McLaughlin said this was “an affront to everyone in this room. Cayman can provide a useful purpose to the world despite the perception from media and politicians that we only have a negative role.”
He dismissed the continual drive by international press to provide a distorted view of operations here saying that these attitudes were “clearly designed to sell more books and newspapers and deflect attention from the real issues that need to be addressed and to provide a scapegoat for failures within their countries, despite having greater resources and expertise. It is not based on any reality.”
He continued with hard-hitting prose, “What they should understand is that their ‘solutions’ only deal with the symptoms and not the disease. The disease is the continued lack of acceptance of responsibility for something as basic as the fact that the consumer, politician and government have to pay for mortgages, credit-card debt and welfare/other state programmes, and the bailouts of businesses with greedy or flawed business models. This is the disease and it needs to be first addressed at home.”
McLaughlin detailed the real underlying reasons why offshore financial centres were so necessary to the mechanics of a properly functioning global economy and referred to such services as providing tax efficiency as well as providing clients with important benefits such as political stability, the rule of law and contracts, expertise in the fields of activity of a sufficient size to make economic sense in the circumstances, and a regulatory regime which would enhance business prospects.”
In the next few months, McLaughlin said Cayman would be again in the spotlight from overseas entities as it undergoes a “dizzying period of review, with the planned IMF and UK OTC visits in addition to our applications for IOSCO membership and the expected publication of the OECD “green list”.”
He said that it was clear that Cayman has a high standard to meet, but he believed Cayman regime has faced and met these challenges before and will again be shown to be of the highest calibre, not just with what is in place legislatively but with what is actually in operation on the ground.
With regard to the infamous Madoff scandal, McLaughlin was cautious to say that the final impact to Cayman’s funds would only be seen over the course of a the next few weeks as the final impact on licensees could only really be addressed once all redemption calls had been processed.

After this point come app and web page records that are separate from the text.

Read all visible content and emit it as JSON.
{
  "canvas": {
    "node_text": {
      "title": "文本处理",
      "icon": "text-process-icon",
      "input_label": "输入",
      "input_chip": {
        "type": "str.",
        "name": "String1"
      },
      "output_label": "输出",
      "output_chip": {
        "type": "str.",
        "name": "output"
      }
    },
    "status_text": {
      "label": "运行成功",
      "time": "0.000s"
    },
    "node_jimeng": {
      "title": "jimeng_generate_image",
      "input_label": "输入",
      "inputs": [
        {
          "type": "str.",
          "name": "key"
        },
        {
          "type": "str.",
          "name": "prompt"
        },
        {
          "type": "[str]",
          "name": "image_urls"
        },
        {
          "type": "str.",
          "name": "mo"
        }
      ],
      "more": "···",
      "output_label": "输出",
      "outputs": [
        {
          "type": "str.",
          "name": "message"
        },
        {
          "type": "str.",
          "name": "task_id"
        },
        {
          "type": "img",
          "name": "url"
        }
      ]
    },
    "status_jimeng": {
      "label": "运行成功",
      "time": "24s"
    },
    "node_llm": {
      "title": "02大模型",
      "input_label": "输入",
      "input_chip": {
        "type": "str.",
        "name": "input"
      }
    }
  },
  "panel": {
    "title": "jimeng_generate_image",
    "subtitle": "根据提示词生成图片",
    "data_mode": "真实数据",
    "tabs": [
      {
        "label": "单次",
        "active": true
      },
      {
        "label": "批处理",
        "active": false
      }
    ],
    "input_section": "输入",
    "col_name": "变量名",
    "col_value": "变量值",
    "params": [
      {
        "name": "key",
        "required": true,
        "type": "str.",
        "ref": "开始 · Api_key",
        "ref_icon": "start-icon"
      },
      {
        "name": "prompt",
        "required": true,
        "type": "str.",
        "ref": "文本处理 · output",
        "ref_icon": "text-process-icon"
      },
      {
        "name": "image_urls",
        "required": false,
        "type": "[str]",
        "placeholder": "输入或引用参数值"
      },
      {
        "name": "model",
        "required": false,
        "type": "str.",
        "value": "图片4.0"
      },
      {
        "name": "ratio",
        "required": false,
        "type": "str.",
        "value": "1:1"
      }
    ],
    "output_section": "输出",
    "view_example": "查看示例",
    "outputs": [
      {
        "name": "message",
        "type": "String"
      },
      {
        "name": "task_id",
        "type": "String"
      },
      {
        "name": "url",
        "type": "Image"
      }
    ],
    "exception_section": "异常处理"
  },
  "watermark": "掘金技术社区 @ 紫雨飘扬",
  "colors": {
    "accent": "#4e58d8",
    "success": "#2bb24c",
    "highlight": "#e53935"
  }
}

He said, “In the context of the current total population of our licensees, the quantities of funds which fall into these [affected] groups are still fairly small but of course individually could be quite large in dollar value.”
McLaughlin summed up his opening presentation by reaffirming CIMA’s desire to work in tandem with the private sector to ensure that lessons are learned through recent fund and institution collapses, saying, “CIMA has taken on board the areas generally identified thorough the Lehman, Alpha Yield, AIG and Madoff announcements as weaknesses in regulatory frameworks around the world. CIMA expects to conduct its own review during the upcoming months to proactively identify areas to strengthen our ability to provide effective and efficient regulation in this jurisdiction. We trust that the industry will continue to be involved in public consultations that would be expected with any changes to legislation, rules and guidance notes.”